That brief moment of unexpected kindness is typical of what I experience just about anytime I find myself out among other nature-lovers. I can’t say exactly why it is, but on my morning hikes in the nearby hills those with whom I share the trail are unfailingly cheerful and polite. The mountain bikers will thank me for stepping out of their way and cheerfully advise me of how many others are following in the group. “Have a great hike” someone will say to me, maybe a dozen times in a three-hour hike. That generosity of spirit seems universal. And maybe a little surprising, given that a hiker like me is probably a nuisance to mountain bikers. But still there is a sense of community that you cannot miss, an apparent understanding that in the outdoors we share and preserve and try to “leave no trace.” We help each other. We do our best to get along. And in the backcountry, fresh air and clear water seem to intensify that equanimity.

And so it was a fitting close to our adventure when on the final morning, as I braced for one last serving of somewhat under-cooked instant oatmeal (bleckh!), Bryn presented me with the ultimate trailside treat: a clutch of freshly gathered thimbleberries (her favorite!).


She had spied the somewhat mythical berries the previous day as we made our way up through Bearpaw Meadow, down past a grove of redwoods (super cool) and finally up a steep incline to our campsite beside Cliff Creek. Apparently she had found yet another patch of thimbleberries near our campsite that morning. Those precious red treats, “superior to a raspberry in every way” according to my companion, filled my bowl with just the right tang and crunch to make that gray mush (dare I say?) delicious. It was so kind and generous and wonderful that I can state unequivocally: Best. Oatmeal. Ever.*

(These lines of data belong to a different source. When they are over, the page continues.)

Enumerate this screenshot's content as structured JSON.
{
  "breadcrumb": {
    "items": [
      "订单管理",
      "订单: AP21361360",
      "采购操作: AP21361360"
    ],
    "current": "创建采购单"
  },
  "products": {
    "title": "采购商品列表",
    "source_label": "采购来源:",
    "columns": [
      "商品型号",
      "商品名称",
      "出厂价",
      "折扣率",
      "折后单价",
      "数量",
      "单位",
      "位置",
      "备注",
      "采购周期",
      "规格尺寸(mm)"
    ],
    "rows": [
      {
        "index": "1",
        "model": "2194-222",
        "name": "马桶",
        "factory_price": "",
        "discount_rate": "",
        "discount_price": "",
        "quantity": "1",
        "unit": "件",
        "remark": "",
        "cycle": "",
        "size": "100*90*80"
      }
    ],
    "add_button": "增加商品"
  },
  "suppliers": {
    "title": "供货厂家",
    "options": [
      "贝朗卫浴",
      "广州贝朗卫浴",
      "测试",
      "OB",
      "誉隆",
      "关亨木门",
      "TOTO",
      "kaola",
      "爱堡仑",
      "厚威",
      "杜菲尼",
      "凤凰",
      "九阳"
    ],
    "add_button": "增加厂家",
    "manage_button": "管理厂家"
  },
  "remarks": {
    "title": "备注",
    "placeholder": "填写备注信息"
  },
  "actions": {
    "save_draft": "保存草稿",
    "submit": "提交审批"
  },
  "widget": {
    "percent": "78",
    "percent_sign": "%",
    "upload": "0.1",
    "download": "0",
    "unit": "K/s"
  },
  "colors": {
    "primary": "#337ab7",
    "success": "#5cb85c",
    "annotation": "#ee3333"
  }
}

Like the fish (which I think we can agree was definitely a trout), those thimbleberries—or perhaps I should say the gift of those berries—was a simple reminder of who we are, or should be, or simply could be if we chose more often to wander around outside and share whatever we find along the way. Might not be a bad idea to start today. Who’s with me?